Medtronic has announced clinical results highlighting the safety and performance profile of the miniaturised Micra transcatheter pacing system (TPS) at the Heart Rhythm Society’s 37th Annual Scientific Sessions in San Francisco, USA.
The Micra TPS is less than one-tenth the size of traditional. Data presented the conference underscored the technology’s safety and performance profile, according to a company release. The data also confirmed the Micra’s ability to accurately respond to patients’ activity levels by adjusting therapy using for the first time an accelerometer sensor positioned within the heart.
“Many patients with bradycardia require rate-responsive pacing so that their heart rates increase during exercise,” says Razali Omar, senior consultant cardiologist at the National Heart Institute in Kuala Lumpur, Malaysia. “Conventional pacemakers use various sensors outside the heart to detect patient activity, but even these sensors can have difficulty detecting moderate physical activity. As data presented today show, the Micra accurately responds to patients’ activity levels by adjusting therapy when needed using a sensor within the heart.”
Using an accelerometer, the Micra TPS is designed to determine which pacing rates are appropriate based on patient activity levels. The technology is the first FDA-approved cardiac device to position the sensor inside the heart and the only leadless pacemaker to offer the benefits of accelerometer-based sensing technology, according to the release.
Data presented today at HRS assessed the rate response performance for approximately 20 patients with Micra TPS at three- and six-months post-implant procedure. In the study, patients underwent treadmill tests exercising to maximal exertion. The study found that appropriate rate-responsive pacing is achievable with an entirely intracardiac accelerometer-based pacing system.
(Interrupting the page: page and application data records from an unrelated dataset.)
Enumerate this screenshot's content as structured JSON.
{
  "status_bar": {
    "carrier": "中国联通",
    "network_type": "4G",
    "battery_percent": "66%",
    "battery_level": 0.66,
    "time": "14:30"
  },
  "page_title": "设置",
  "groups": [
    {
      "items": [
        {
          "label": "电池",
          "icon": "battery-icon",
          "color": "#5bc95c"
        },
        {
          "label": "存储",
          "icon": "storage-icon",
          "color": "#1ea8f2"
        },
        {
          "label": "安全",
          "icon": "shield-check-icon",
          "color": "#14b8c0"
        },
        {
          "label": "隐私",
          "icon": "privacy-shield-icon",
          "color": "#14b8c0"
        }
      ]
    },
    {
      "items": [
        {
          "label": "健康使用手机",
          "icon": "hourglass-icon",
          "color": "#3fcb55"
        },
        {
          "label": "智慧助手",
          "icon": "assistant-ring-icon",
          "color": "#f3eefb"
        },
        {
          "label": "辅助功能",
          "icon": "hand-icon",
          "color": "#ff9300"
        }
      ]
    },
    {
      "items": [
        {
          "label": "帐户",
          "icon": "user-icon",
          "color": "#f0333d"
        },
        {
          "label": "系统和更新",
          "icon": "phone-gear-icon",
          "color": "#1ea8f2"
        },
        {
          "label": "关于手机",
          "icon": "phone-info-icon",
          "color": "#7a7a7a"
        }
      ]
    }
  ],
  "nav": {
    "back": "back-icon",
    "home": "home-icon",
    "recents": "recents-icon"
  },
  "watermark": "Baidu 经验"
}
Comparable in size to a large vitamin tablet, the Micra TPS is attached to the heart with small tines and delivers electrical impulses that pace the heart through an electrode at the end of the device. Unlike traditional pacemakers, the Micra TPS does not require leads or a surgical “pocket” under the skin, so potential sources of complications related to such leads and pocket may be eliminated-as are any visible signs of the device.
The Micra design incorporates a retrieval feature to enable retrieval when possible; however, the device is designed to be left in the body. For patients who need more than one device, the miniaturised Micra TPS was designed to enable it to be permanently turned off, so that it can remain in the body and a new device can be implanted without risk of electrical interaction.